Sokendai Review of Cultural and Social Studies


Influences of Honchō ichinin isshu
on Bashō’s Saga nikki and Oku no hosomichi

CHEN Keran

(The Graduate University for Advanced Studies,
School of Cultural and Social Studies, Department of Japanese Literature)

Key words:

Bashō, Honchō ichinin isshu, Saga nikki, Oku no hosomichi, Hayashi Gahō, Japanese kanshi, haikai

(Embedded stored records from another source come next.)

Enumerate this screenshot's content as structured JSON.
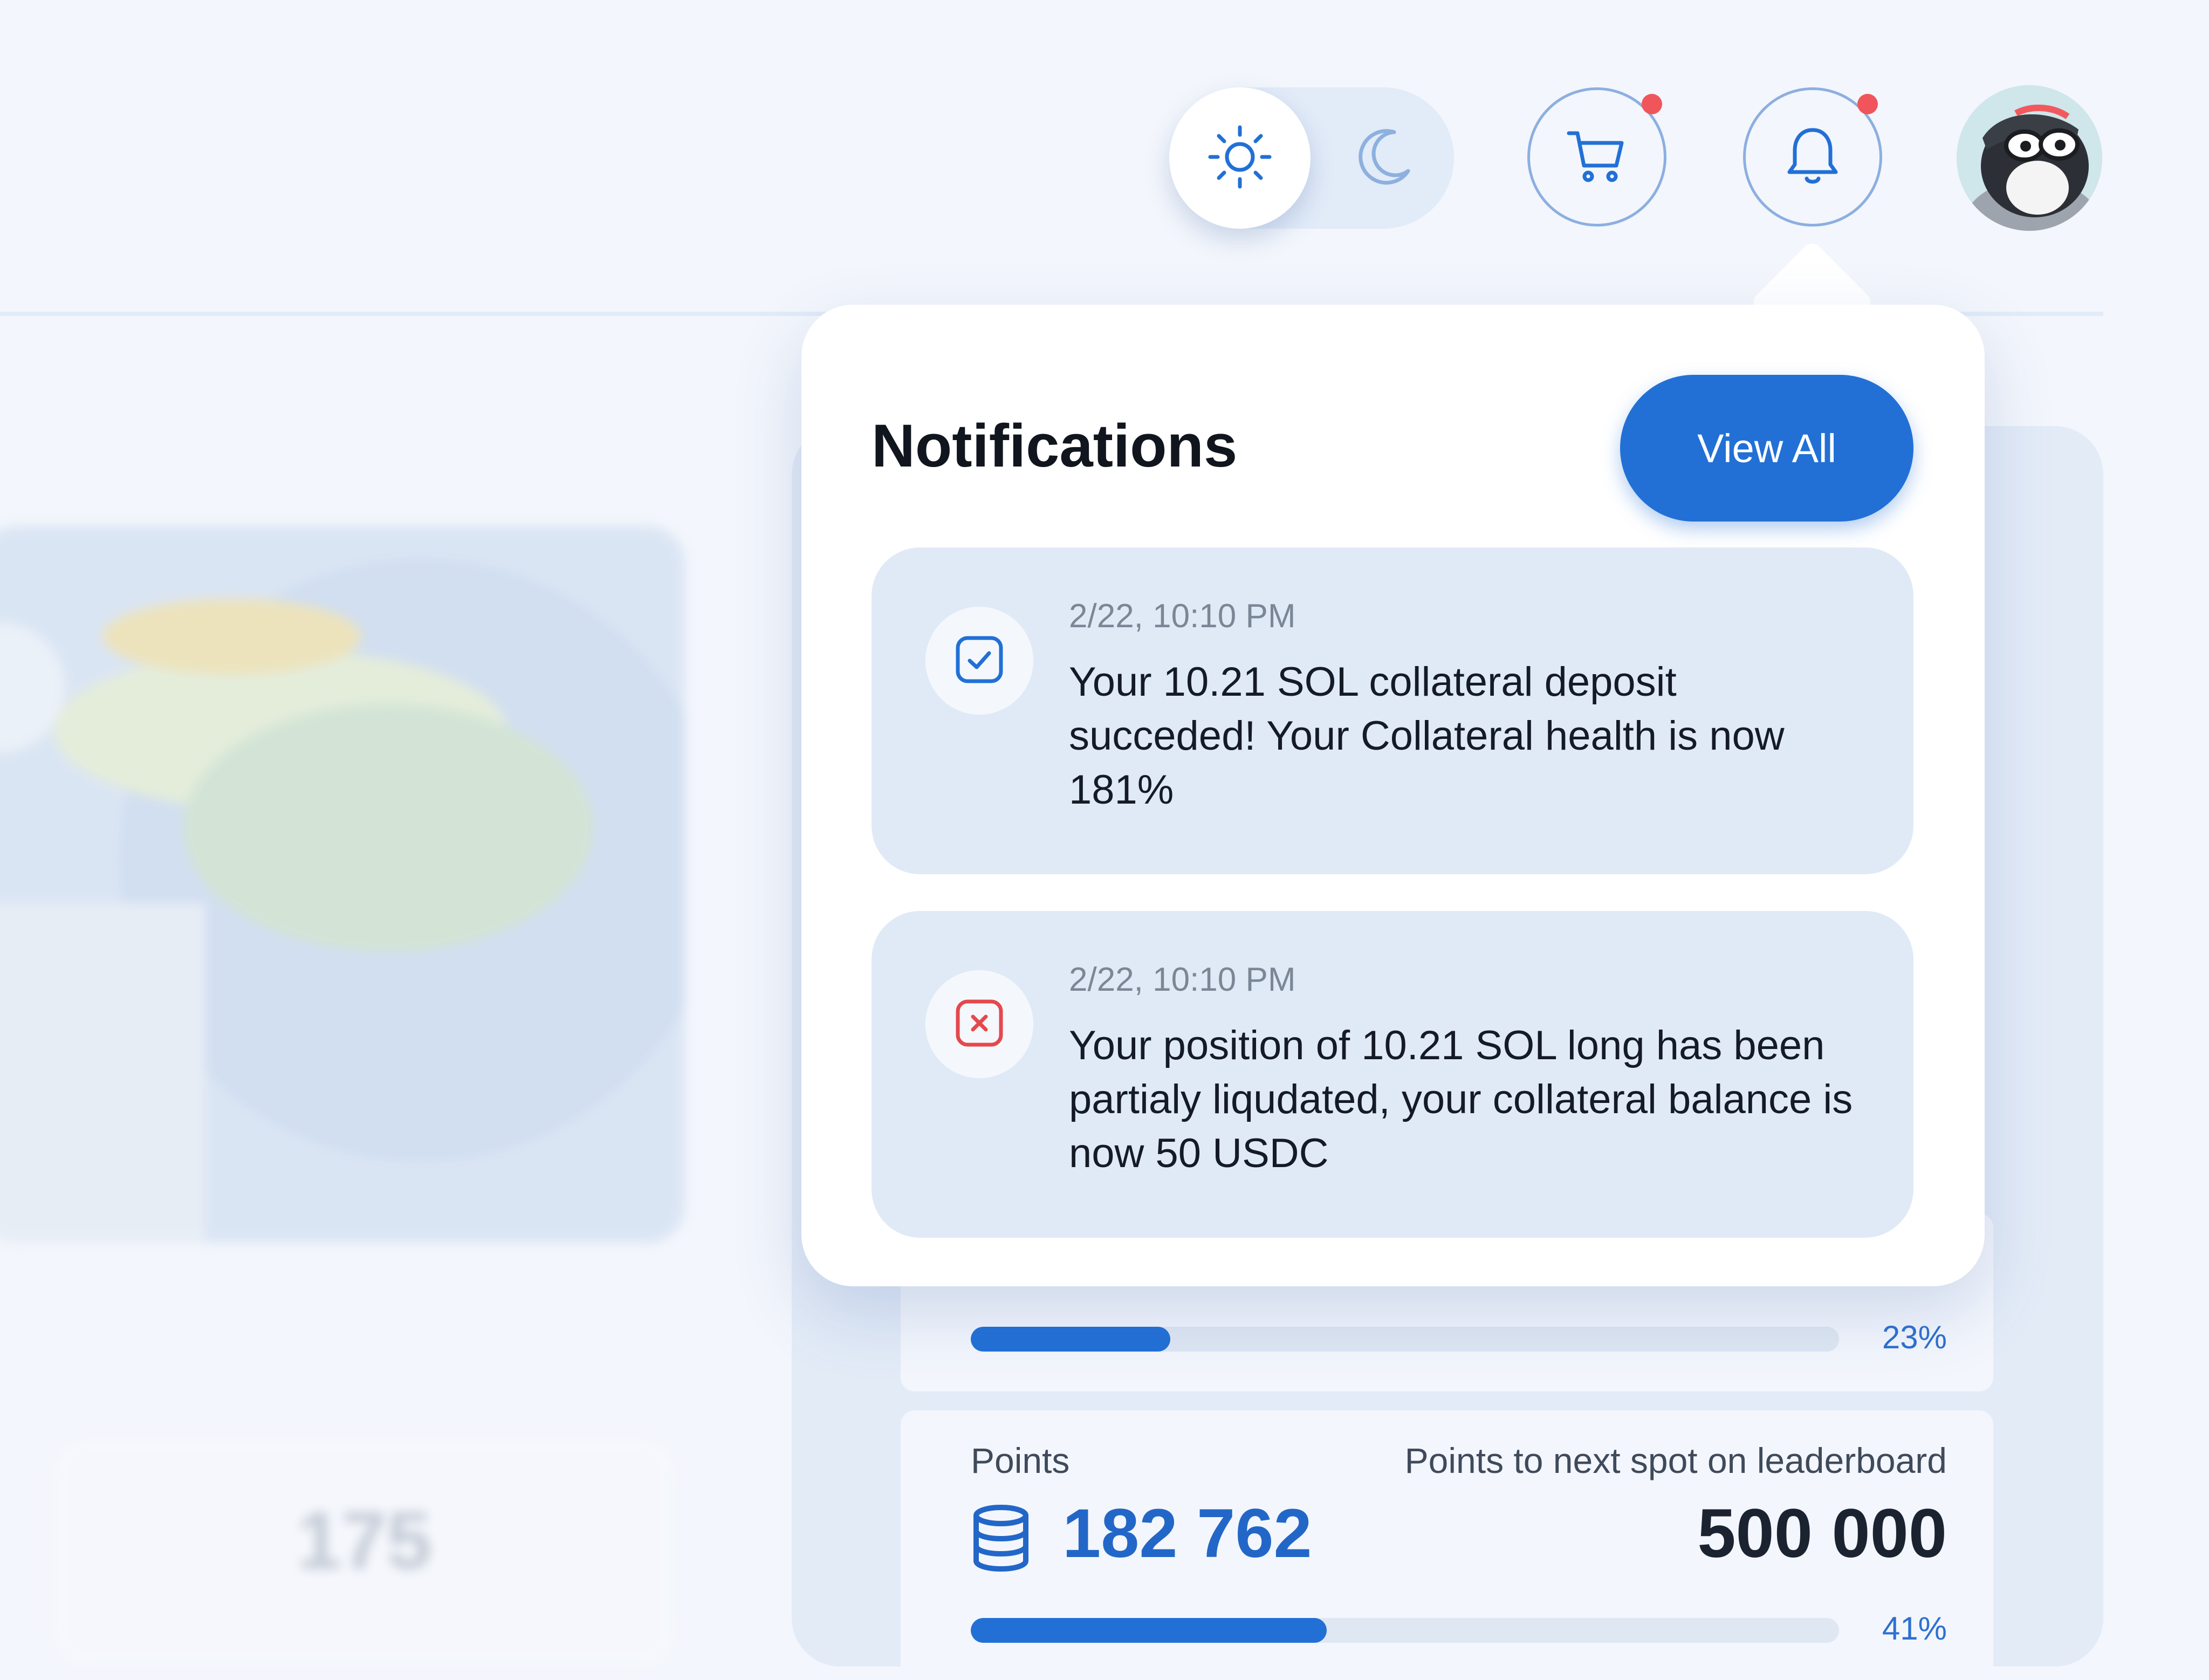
{
  "topbar": {
    "theme_toggle": {
      "options": [
        "sun-icon",
        "moon-icon"
      ],
      "selected": "light"
    },
    "cart": {
      "icon": "cart-icon",
      "has_unread": true
    },
    "notifications": {
      "icon": "bell-icon",
      "has_unread": true
    },
    "avatar": {
      "icon": "user-avatar"
    }
  },
  "background": {
    "stat_value": "175"
  },
  "progress_cards": [
    {
      "percent_label": "23%",
      "progress": 0.23
    },
    {
      "label_left": "Points",
      "label_right": "Points to next spot on leaderboard",
      "points": "182 762",
      "points_next": "500 000",
      "percent_label": "41%",
      "progress": 0.41
    }
  ],
  "notifications_popover": {
    "title": "Notifications",
    "view_all_label": "View All",
    "items": [
      {
        "status": "success",
        "icon": "check-square-icon",
        "time": "2/22, 10:10 PM",
        "message": "Your 10.21 SOL collateral deposit succeded! Your Collateral health is now 181%"
      },
      {
        "status": "error",
        "icon": "x-square-icon",
        "time": "2/22, 10:10 PM",
        "message": "Your position of 10.21 SOL long has been partialy liqudated, your collateral balance is now 50 USDC"
      }
    ]
  },
  "colors": {
    "accent": "#2270d6",
    "background": "#f3f6fc",
    "notification_card": "#e0eaf7",
    "badge": "#f0555b",
    "error": "#e5484d"
  }
}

Honchō ichinin isshu (HII, hereafter), a masterpiece written by Hayashi Gahō, represents the first full-fledged research on Japanese kanshi. It is included in the Shin koten bungaku taikei series of classical Japanese literature. Bashō’s Saga nikki (SGN) informs us that Bashō kept this book on the table in Kyorai’s Rakushisha lodge. We know that while staying at Rakushisha, Bashō read through HII and made personal notes on the poetry in the book. There is no doubt that SGN provides us with an important clue to a possible link between Bashō and writings by the Hayashi family. However, there has not been much work done on how relevant HII is in research on Bashō. This essay illustrates the nature and the characteristics of HII before discussing how HII may have influenced Bashō, focusing on Oku no hosomichi (ONH) and SGN in particular.

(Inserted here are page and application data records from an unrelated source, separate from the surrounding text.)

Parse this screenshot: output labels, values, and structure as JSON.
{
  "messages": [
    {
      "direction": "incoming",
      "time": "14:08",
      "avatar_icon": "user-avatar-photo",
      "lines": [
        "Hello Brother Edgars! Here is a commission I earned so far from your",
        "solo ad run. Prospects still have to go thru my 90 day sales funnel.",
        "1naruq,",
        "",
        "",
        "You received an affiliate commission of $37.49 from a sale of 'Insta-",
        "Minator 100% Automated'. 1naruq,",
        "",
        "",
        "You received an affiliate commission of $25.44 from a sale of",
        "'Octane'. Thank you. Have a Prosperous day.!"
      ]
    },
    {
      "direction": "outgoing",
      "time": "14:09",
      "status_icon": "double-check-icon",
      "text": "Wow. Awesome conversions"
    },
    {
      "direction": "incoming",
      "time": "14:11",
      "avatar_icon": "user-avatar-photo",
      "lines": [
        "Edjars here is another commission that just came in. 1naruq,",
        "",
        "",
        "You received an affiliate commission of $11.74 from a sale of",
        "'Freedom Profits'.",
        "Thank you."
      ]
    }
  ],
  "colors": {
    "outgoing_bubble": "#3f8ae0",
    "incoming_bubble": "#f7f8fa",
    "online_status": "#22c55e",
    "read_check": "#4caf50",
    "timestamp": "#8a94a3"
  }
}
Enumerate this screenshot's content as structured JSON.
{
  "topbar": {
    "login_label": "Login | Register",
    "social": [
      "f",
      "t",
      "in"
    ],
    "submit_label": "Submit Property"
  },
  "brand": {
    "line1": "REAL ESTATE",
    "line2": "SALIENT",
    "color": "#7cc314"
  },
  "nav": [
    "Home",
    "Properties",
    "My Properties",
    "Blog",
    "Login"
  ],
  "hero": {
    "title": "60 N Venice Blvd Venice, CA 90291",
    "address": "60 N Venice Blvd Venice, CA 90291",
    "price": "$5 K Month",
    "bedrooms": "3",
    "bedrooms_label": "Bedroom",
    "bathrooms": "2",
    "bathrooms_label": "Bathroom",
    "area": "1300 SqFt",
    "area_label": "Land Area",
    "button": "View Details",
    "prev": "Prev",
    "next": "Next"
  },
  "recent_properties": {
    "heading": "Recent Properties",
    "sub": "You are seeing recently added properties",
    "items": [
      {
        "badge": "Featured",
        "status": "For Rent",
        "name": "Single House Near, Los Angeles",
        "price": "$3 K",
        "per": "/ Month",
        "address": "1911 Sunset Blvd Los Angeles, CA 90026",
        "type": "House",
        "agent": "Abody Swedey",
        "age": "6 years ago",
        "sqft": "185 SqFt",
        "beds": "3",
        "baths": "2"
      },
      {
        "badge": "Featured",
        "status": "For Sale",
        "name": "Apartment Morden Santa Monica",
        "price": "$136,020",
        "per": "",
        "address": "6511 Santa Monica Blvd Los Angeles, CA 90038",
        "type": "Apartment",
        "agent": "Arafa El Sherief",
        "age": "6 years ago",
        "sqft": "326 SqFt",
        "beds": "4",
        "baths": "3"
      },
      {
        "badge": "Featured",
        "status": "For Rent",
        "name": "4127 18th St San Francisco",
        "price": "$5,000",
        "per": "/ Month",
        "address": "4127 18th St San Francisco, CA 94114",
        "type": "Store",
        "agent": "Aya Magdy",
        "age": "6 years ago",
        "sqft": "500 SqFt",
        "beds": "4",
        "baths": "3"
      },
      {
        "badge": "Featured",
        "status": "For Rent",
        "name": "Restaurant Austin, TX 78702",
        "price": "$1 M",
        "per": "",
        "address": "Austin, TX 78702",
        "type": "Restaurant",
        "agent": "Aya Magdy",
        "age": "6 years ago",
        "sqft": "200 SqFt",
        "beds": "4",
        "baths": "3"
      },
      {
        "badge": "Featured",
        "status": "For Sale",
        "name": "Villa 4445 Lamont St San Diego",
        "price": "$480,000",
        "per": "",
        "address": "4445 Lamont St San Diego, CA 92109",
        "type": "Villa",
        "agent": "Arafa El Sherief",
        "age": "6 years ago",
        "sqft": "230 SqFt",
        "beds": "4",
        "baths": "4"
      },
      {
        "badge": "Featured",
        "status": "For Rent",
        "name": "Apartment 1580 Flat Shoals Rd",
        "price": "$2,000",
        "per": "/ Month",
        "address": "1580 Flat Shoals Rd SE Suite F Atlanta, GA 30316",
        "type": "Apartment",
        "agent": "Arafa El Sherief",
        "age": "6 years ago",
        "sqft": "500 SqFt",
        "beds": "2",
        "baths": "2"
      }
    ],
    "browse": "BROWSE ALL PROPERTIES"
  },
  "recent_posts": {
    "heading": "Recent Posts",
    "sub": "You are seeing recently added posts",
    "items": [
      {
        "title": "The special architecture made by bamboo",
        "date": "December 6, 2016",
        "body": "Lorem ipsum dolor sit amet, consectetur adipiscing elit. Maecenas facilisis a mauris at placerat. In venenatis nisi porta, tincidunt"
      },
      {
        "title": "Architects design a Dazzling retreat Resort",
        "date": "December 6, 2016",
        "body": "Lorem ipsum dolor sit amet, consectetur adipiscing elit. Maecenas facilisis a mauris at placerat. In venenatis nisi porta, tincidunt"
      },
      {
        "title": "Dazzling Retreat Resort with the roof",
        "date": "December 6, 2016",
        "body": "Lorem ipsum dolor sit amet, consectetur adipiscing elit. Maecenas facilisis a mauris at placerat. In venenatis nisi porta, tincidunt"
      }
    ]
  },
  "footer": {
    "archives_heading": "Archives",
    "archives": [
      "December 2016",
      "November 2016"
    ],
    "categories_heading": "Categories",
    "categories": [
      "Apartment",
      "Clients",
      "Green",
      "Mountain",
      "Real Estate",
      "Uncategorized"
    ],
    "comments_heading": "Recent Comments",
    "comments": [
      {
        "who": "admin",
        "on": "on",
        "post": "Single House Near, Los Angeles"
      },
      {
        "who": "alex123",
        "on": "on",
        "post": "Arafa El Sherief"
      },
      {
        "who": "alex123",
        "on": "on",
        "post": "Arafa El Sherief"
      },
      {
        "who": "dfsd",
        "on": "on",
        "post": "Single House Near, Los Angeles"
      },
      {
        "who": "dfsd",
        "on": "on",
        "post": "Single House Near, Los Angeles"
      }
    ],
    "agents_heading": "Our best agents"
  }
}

Bashō’s entries on April 29th and 30th in SGN could be viewed as notes made while reading the HII. I argue, based on a comparison between the last part of the April 25th entry and that of April 28th, that the main body of SGN and its self-created commentary are of a completely different nature, and that Bashō intentionally kept them separate. I made use of a version in possession of the Nomura family, one believed to be the most bona fide among the versions of SGN. Next, I will talk about Shimu, arguing that the poetry critique found in HII may have inspired Bashō to adopt the style of explanatory critique in his writing, based on observations from book five of HII.

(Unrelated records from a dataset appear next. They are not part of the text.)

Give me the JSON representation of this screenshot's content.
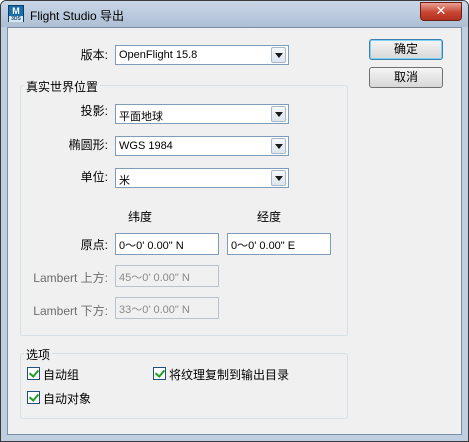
{
  "window": {
    "title": "Flight Studio 导出",
    "icon_text": "M",
    "icon_sub": "3DS",
    "close_glyph": "✕"
  },
  "version": {
    "label": "版本:",
    "value": "OpenFlight 15.8"
  },
  "buttons": {
    "ok": "确定",
    "cancel": "取消"
  },
  "real_world": {
    "title": "真实世界位置",
    "projection": {
      "label": "投影:",
      "value": "平面地球"
    },
    "ellipsoid": {
      "label": "椭圆形:",
      "value": "WGS 1984"
    },
    "units": {
      "label": "单位:",
      "value": "米"
    },
    "lat_header": "纬度",
    "lon_header": "经度",
    "origin": {
      "label": "原点:",
      "lat": "0～0' 0.00\" N",
      "lon": "0～0' 0.00\" E"
    },
    "lambert_upper": {
      "label": "Lambert 上方:",
      "value": "45～0' 0.00\" N"
    },
    "lambert_lower": {
      "label": "Lambert 下方:",
      "value": "33～0' 0.00\" N"
    }
  },
  "options": {
    "title": "选项",
    "auto_group": {
      "label": "自动组",
      "checked": true
    },
    "copy_textures": {
      "label": "将纹理复制到输出目录",
      "checked": true
    },
    "auto_object": {
      "label": "自动对象",
      "checked": true
    }
  }
}
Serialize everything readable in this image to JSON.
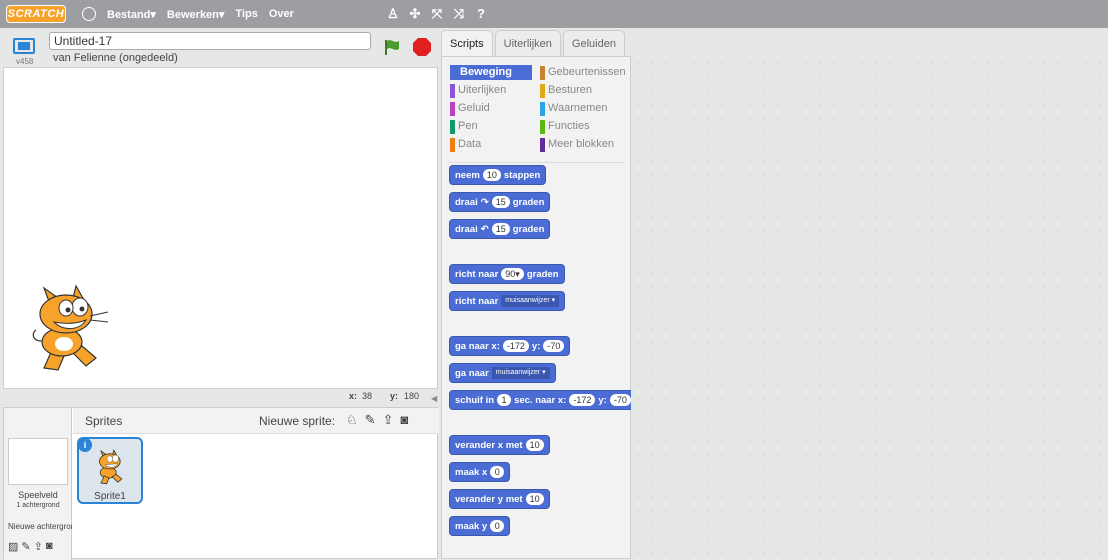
{
  "menubar": {
    "logo": "SCRATCH",
    "items": [
      "Bestand▾",
      "Bewerken▾",
      "Tips",
      "Over"
    ]
  },
  "toolbar_icons": [
    "stamp-icon",
    "grow-icon",
    "shrink-icon",
    "help-icon"
  ],
  "stage": {
    "version": "v458",
    "project_title": "Untitled-17",
    "byline": "van Felienne (ongedeeld)",
    "mouse": {
      "x_label": "x:",
      "x": "38",
      "y_label": "y:",
      "y": "180"
    }
  },
  "sprites": {
    "title": "Sprites",
    "new_sprite": "Nieuwe sprite:",
    "stage_label": "Speelveld",
    "stage_sub": "1 achtergrond",
    "new_backdrop": "Nieuwe achtergrond:",
    "selected_sprite": "Sprite1",
    "info": "i"
  },
  "tabs": [
    "Scripts",
    "Uiterlijken",
    "Geluiden"
  ],
  "categories": [
    {
      "label": "Beweging",
      "color": "#4a6cd4"
    },
    {
      "label": "Uiterlijken",
      "color": "#8a55d7"
    },
    {
      "label": "Geluid",
      "color": "#bb42c3"
    },
    {
      "label": "Pen",
      "color": "#0e9a6c"
    },
    {
      "label": "Data",
      "color": "#ee7d16"
    },
    {
      "label": "Gebeurtenissen",
      "color": "#c88330"
    },
    {
      "label": "Besturen",
      "color": "#e1a91a"
    },
    {
      "label": "Waarnemen",
      "color": "#2ca5e2"
    },
    {
      "label": "Functies",
      "color": "#5cb712"
    },
    {
      "label": "Meer blokken",
      "color": "#632d99"
    }
  ],
  "blocks": [
    {
      "parts": [
        {
          "t": "neem"
        },
        {
          "p": "10"
        },
        {
          "t": "stappen"
        }
      ]
    },
    {
      "parts": [
        {
          "t": "draai"
        },
        {
          "t": "↷"
        },
        {
          "p": "15"
        },
        {
          "t": "graden"
        }
      ]
    },
    {
      "parts": [
        {
          "t": "draai"
        },
        {
          "t": "↶"
        },
        {
          "p": "15"
        },
        {
          "t": "graden"
        }
      ]
    },
    {
      "parts": [
        {
          "t": "richt naar"
        },
        {
          "p": "90▾"
        },
        {
          "t": "graden"
        }
      ]
    },
    {
      "parts": [
        {
          "t": "richt naar"
        },
        {
          "d": "muisaanwijzer ▾"
        }
      ]
    },
    {
      "parts": [
        {
          "t": "ga naar x:"
        },
        {
          "p": "-172"
        },
        {
          "t": "y:"
        },
        {
          "p": "-70"
        }
      ]
    },
    {
      "parts": [
        {
          "t": "ga naar"
        },
        {
          "d": "muisaanwijzer ▾"
        }
      ]
    },
    {
      "parts": [
        {
          "t": "schuif in"
        },
        {
          "p": "1"
        },
        {
          "t": "sec. naar x:"
        },
        {
          "p": "-172"
        },
        {
          "t": "y:"
        },
        {
          "p": "-70"
        }
      ]
    },
    {
      "parts": [
        {
          "t": "verander x met"
        },
        {
          "p": "10"
        }
      ]
    },
    {
      "parts": [
        {
          "t": "maak x"
        },
        {
          "p": "0"
        }
      ]
    },
    {
      "parts": [
        {
          "t": "verander y met"
        },
        {
          "p": "10"
        }
      ]
    },
    {
      "parts": [
        {
          "t": "maak y"
        },
        {
          "p": "0"
        }
      ]
    }
  ]
}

This essay also points out that some of Bashō’s text shares certain characteristics found in the critiques by Hayashi Gahō, and demonstrates a possible link between Bashō and Japanese kanshi in HII by noting that some words Bashō used in ONH, Ryūshakuji, etc., actually come from books six and three of HII.